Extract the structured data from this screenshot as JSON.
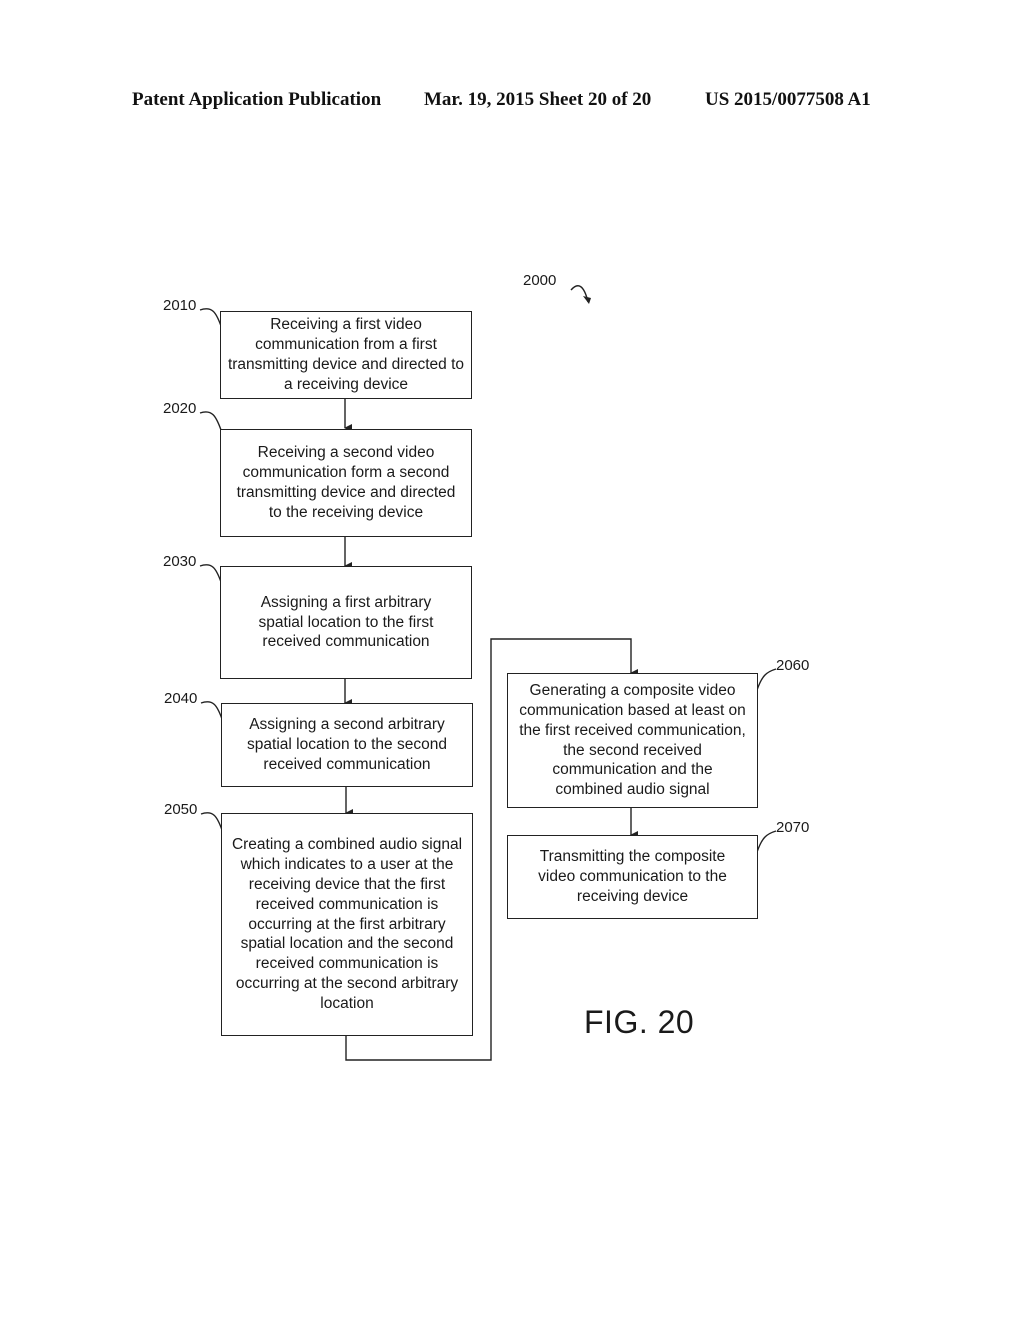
{
  "header": {
    "publication": "Patent Application Publication",
    "date_sheet": "Mar. 19, 2015  Sheet 20 of 20",
    "number": "US 2015/0077508 A1"
  },
  "figure": {
    "ref": "2000",
    "caption": "FIG. 20"
  },
  "steps": [
    {
      "ref": "2010",
      "text": "Receiving a first video communication from a first transmitting device and directed to a receiving device"
    },
    {
      "ref": "2020",
      "text": "Receiving a second video communication form a second transmitting device and directed to the receiving device"
    },
    {
      "ref": "2030",
      "text": "Assigning a first arbitrary spatial location to the first received communication"
    },
    {
      "ref": "2040",
      "text": "Assigning a second arbitrary spatial location to the second received communication"
    },
    {
      "ref": "2050",
      "text": "Creating a combined audio signal which indicates to a user at the receiving device that the first received communication is occurring at the first arbitrary spatial location and the second received communication is occurring at the second arbitrary location"
    },
    {
      "ref": "2060",
      "text": "Generating a composite video communication based at least on the first received communication, the second received communication and the combined audio signal"
    },
    {
      "ref": "2070",
      "text": "Transmitting the composite video communication to the receiving device"
    }
  ]
}
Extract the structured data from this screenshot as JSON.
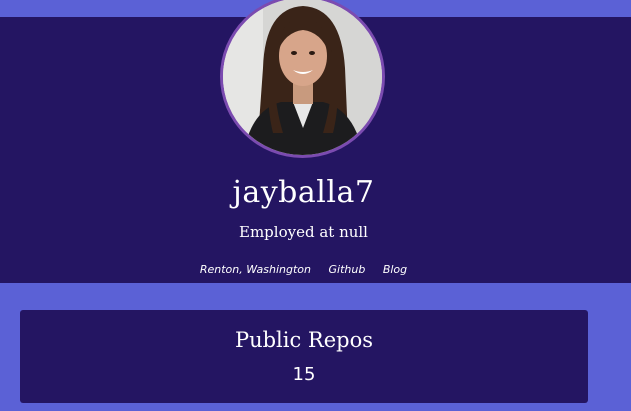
{
  "profile": {
    "username": "jayballa7",
    "employment": "Employed at null",
    "location": "Renton, Washington",
    "github_link": "Github",
    "blog_link": "Blog",
    "avatar_icon": "profile-photo"
  },
  "stats": {
    "public_repos_label": "Public Repos",
    "public_repos_value": "15"
  },
  "colors": {
    "background": "#5b61d6",
    "panel": "#241562",
    "avatar_border": "#7b4bb0",
    "text": "#ffffff"
  }
}
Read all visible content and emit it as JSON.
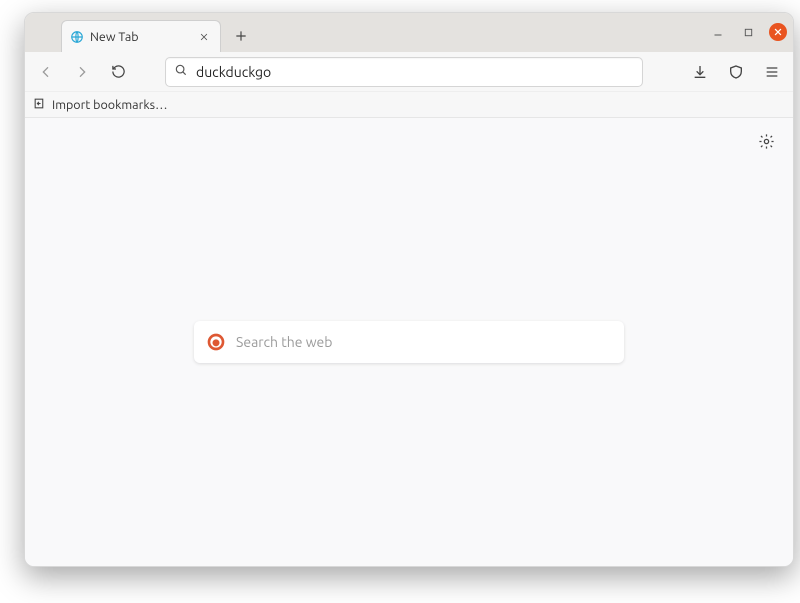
{
  "tab": {
    "title": "New Tab"
  },
  "urlbar": {
    "value": "duckduckgo"
  },
  "bookmarks": {
    "import_label": "Import bookmarks…"
  },
  "newtab_page": {
    "search_placeholder": "Search the web"
  }
}
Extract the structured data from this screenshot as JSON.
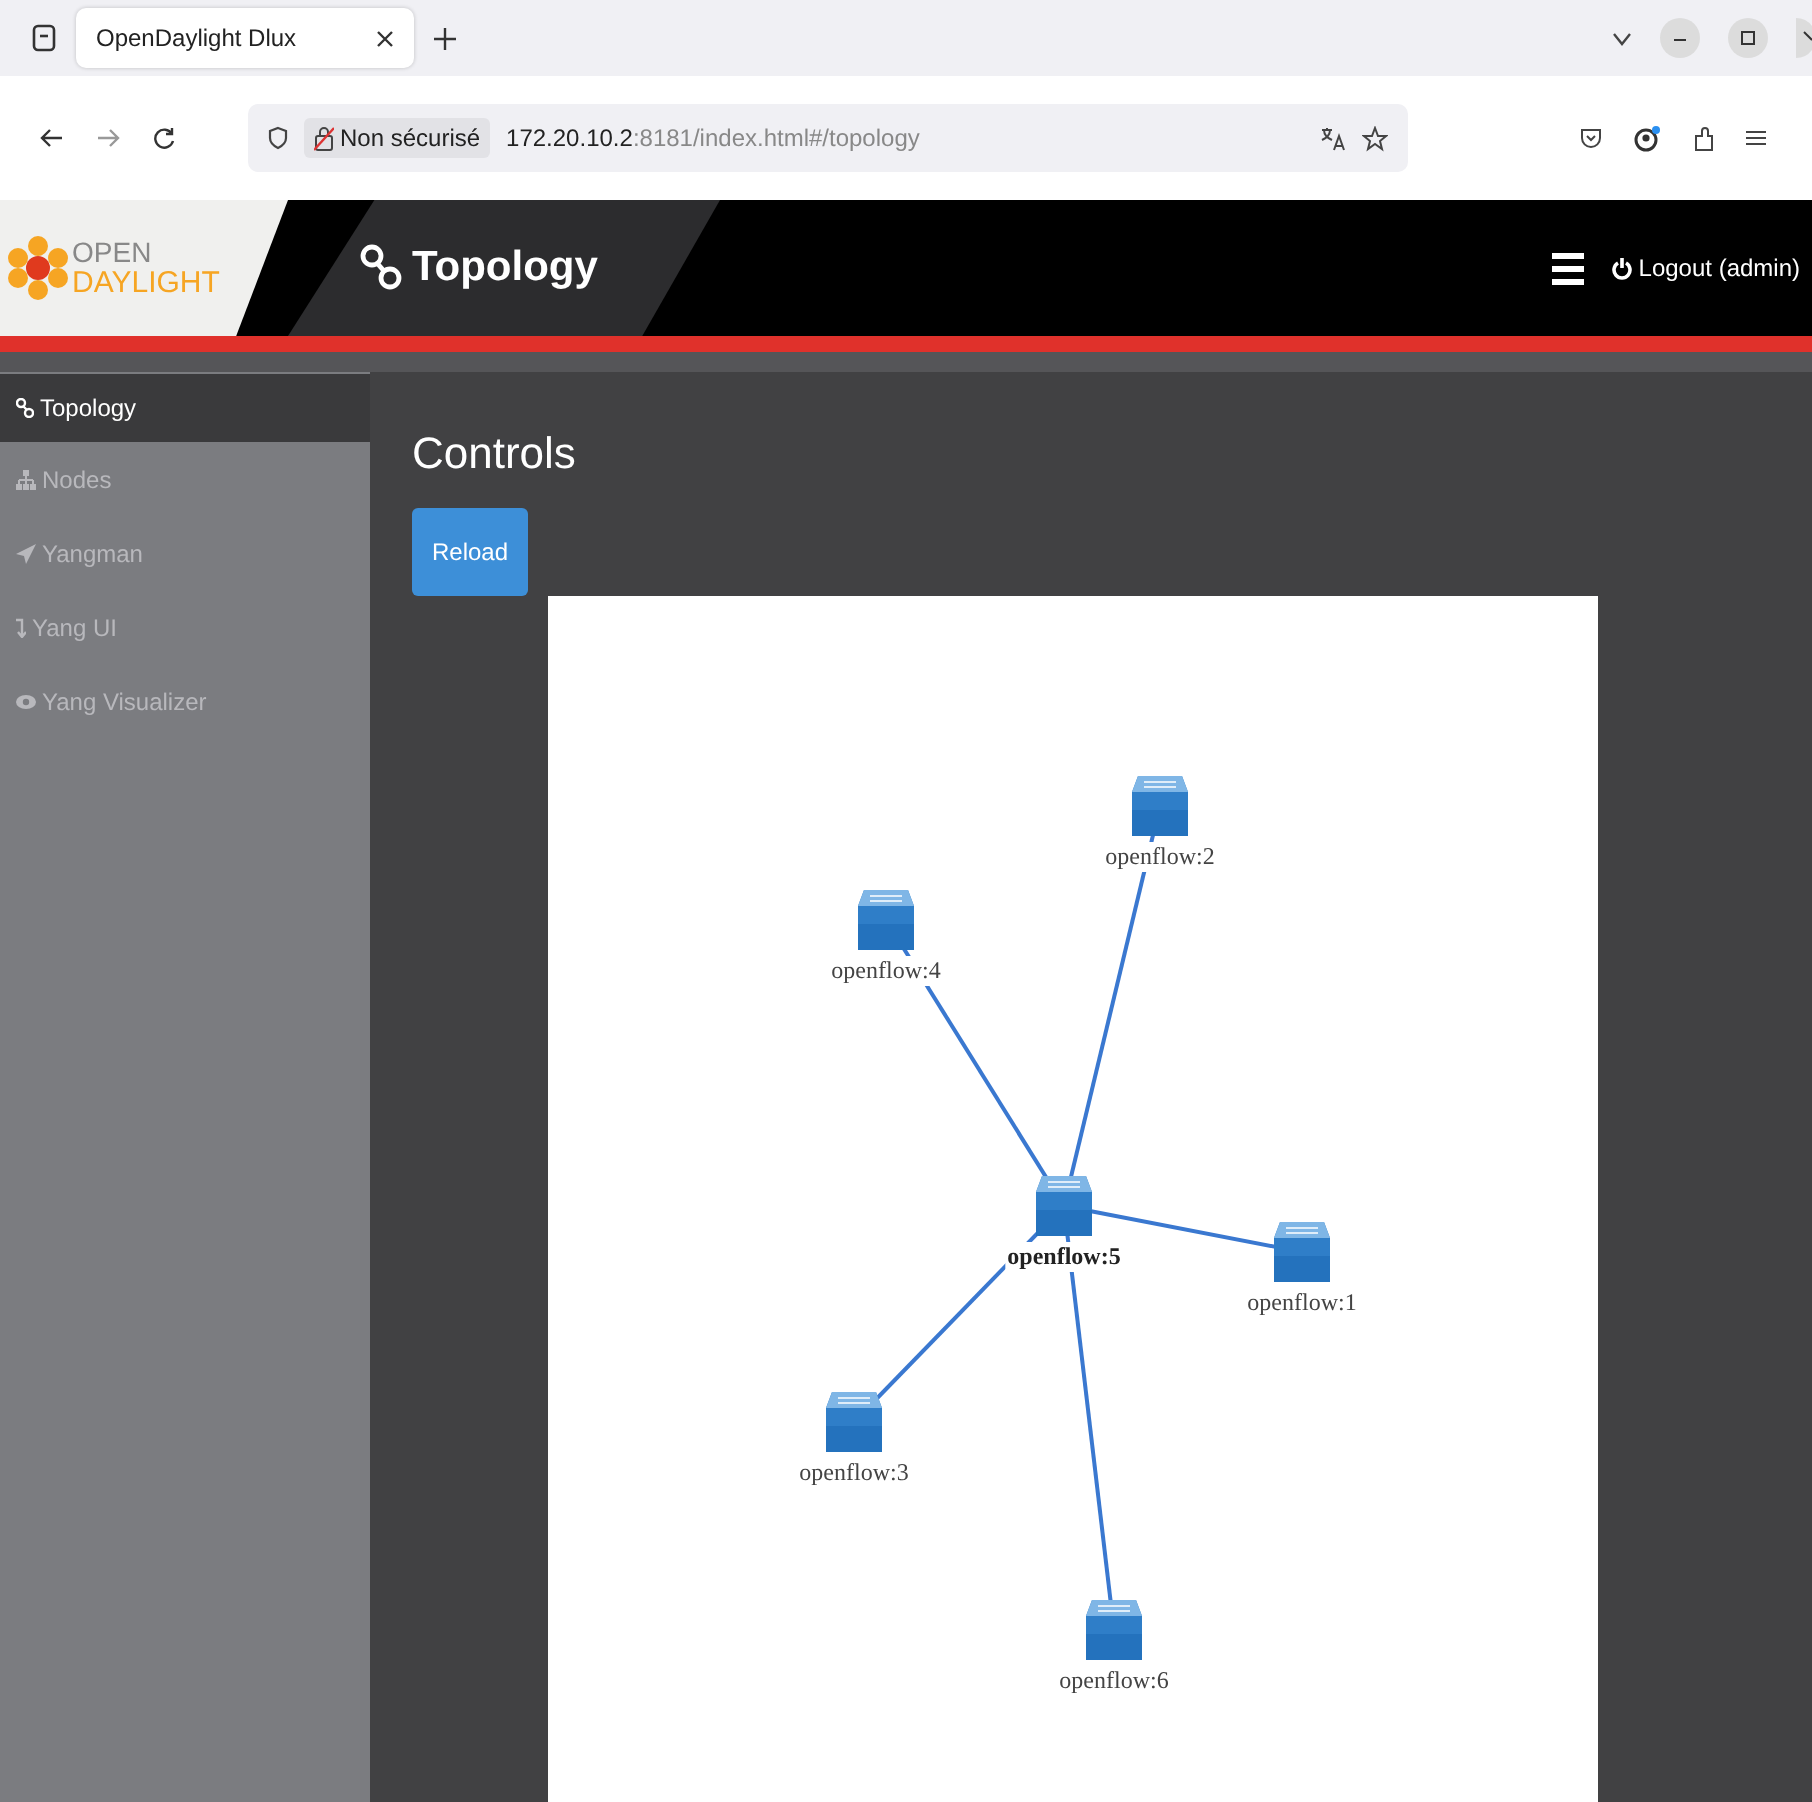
{
  "browser": {
    "tab": {
      "title": "OpenDaylight Dlux",
      "selected": true
    },
    "url": {
      "security": "Non sécurisé",
      "host": "172.20.10.2",
      "rest": ":8181/index.html#/topology"
    }
  },
  "header": {
    "logo_top": "OPEN",
    "logo_bottom": "DAYLIGHT",
    "title": "Topology",
    "logout": "Logout (admin)"
  },
  "sidebar": {
    "items": [
      {
        "label": "Topology",
        "selected": true
      },
      {
        "label": "Nodes",
        "selected": false
      },
      {
        "label": "Yangman",
        "selected": false
      },
      {
        "label": "Yang UI",
        "selected": false
      },
      {
        "label": "Yang Visualizer",
        "selected": false
      }
    ]
  },
  "main": {
    "heading": "Controls",
    "button": "Reload"
  },
  "topology": {
    "nodes": [
      {
        "label": "openflow:2",
        "selected": false
      },
      {
        "label": "openflow:4",
        "selected": false
      },
      {
        "label": "openflow:5",
        "selected": true
      },
      {
        "label": "openflow:1",
        "selected": false
      },
      {
        "label": "openflow:3",
        "selected": false
      },
      {
        "label": "openflow:6",
        "selected": false
      }
    ]
  }
}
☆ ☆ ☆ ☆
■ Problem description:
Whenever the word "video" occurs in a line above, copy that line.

■ Completed exercise:
      "text": "Receiving a first video communication from a first transmitting device and directed to a receiving device"
      "text": "Receiving a second video communication form a second transmitting device and directed to the receiving device"
      "text": "Generating a composite video communication based at least on the first received communication, the second received communication and the combined audio signal"
      "text": "Transmitting the composite video communication to the receiving device"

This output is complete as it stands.